On the self compassion test I passed with flying colours, go me! Some of the quizzes are just fun to take and they are backed up with further resources to find out more about the results and where to research it. They also have a way to setup groups to see the values of an organization like a classroom.
If anybody knows of a similar moral study designed for global citizens (or even just Canadians) please share in the comments below!
On a similar thought to morality, there is religion. If you’re looking for a very brief overview of the plethora of religions out there then you may want to check out the Big Religion Comparison Chart. Of course, this is really a high-level overview and like YourMorals it links to more information online for you to peruse. Prior to looking at the chart I had no idea that Unitarian Universalism was thing, although I’m sure I’ve seen their logo before.

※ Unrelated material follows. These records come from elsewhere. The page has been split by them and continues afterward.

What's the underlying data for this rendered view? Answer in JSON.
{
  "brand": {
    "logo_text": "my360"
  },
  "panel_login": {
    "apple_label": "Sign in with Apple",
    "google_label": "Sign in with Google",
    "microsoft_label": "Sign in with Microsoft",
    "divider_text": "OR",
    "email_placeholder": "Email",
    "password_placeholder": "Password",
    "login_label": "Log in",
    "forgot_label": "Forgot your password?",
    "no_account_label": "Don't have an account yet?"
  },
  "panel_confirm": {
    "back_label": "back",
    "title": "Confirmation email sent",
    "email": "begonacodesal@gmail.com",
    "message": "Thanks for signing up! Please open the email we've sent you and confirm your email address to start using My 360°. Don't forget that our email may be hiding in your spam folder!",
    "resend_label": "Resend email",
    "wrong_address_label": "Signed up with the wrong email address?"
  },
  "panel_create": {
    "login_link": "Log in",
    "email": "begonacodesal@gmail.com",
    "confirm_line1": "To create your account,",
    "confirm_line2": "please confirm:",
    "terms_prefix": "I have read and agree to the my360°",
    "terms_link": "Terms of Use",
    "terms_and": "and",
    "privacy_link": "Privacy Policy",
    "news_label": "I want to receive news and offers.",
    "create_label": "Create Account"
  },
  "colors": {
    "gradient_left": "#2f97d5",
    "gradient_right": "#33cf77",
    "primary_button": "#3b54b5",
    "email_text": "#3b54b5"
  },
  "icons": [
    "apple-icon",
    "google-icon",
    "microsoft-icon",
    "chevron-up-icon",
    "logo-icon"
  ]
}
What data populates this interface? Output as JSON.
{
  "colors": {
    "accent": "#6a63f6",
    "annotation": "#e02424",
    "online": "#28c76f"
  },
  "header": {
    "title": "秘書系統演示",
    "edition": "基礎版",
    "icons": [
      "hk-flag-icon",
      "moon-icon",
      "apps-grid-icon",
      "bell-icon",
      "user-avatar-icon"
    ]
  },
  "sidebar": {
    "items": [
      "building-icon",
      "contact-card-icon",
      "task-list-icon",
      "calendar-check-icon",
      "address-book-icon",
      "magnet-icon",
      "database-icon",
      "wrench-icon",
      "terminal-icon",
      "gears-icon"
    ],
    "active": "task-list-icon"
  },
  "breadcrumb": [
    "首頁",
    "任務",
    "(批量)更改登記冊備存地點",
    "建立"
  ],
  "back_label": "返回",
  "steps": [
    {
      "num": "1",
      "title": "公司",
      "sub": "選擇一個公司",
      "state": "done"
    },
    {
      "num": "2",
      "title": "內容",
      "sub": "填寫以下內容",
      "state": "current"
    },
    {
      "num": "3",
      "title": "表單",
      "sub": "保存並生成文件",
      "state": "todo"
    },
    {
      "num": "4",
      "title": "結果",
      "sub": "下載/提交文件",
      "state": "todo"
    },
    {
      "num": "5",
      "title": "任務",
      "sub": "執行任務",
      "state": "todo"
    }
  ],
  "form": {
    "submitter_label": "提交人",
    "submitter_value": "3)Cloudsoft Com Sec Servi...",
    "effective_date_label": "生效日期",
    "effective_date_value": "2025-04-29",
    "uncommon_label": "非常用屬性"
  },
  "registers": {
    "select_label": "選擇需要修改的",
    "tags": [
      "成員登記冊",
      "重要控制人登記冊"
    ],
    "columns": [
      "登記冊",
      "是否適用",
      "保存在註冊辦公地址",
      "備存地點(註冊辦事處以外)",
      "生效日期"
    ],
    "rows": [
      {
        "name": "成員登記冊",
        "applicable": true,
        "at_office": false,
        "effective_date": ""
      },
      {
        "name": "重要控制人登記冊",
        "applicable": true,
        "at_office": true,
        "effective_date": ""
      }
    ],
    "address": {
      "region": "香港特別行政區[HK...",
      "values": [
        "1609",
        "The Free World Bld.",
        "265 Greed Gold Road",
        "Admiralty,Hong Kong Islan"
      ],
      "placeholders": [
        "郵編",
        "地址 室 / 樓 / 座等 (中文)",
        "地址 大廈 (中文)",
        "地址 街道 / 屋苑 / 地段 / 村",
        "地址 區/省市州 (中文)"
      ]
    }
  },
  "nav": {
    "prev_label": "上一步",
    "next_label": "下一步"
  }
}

Need to get up to speed on a key philosopher? Well, you’re in luck as someone on YouTube has created a playlist of audio recordings covering the life and thinking of a few philosophers. You can listen to Philosophy in 90 Minutes here.
Here’s the one I was keen to listen to on Hegel:
I still feel I don’t fully understand Hegel, but that seems appropriate given that it is Hegel after all.
The following philosophers are covered in the playlist:
I have done some volunteer work trying to encourage media literacy in the digital world and I find myself running into similar conceptual issues that existed before the world got online. There are core issues associated with large media companies influencing how we engage politics and economics and the digital world is not immune to it. This is even more true as the line between ‘traditional’ and ‘new’ media blur.
These issues I allude to can best be summed up by people smarter than me. As you watch/listen to the talks below you may say that the internet changes a lot of what’s brought up and I would agree. At the same time, the reach (and in some cases caliber) of citizen journalists is still not up to par with multinational massive media manufactures.
Michael Parenti gave a talk in 1993 that is still relevant today about how large media companies can and do influence the way we debate issues as a society. He opens with a comparison between a large American media company and the propaganda paper Pravda from the USSR; his criticism of the American media company is still relevant today.
Early on he talks about product placement and how insidious it can be, and today we don’t even bat an eye at the notion of including product placement into media production. Also, the threat of the “liberal media” was a debate back in 1993 whereas I thought it was a newer myth.
Now take a moment and think about how you’re being exposed to this thanks to a blog. The future seems so different right? Not so fast.
Parenti’s lecture got me thinking of Edward S. Herman and Noam Chomsky’s take on the media in Manufacturing Consent which I watched in high school and is also, sadly, still pertinent to the media of today. Wikipedia has a good summation of their five key points of media control and you can watch the entire documentary below.
Cory Doctorow is a smart thinker when it comes to computers and how they relate to our basic rights. Over the summer he delviered a lecture titled The Coming Civil War over General-purpose Computing and it’s a fascinating look into the future of DRM (digital rights management), firmware, security, openness, and how we as a culture relate to computers.
It’s a good episode that anybody interested in politics or architecture should watch (of listen).
In 1800, only 3% of the world’s population lived in urban areas. By 2008, that number had swelled to more than half. Author Mark Kingwell says that despite this, we still do not understand how cities work, and the dynamic relationship between architecture and politics. Mark Kingwell joins Piya Chattopadhyay to discuss his book, “Concrete Reveries: Consciousness and the City
,” and how public place and political space cannot be separated.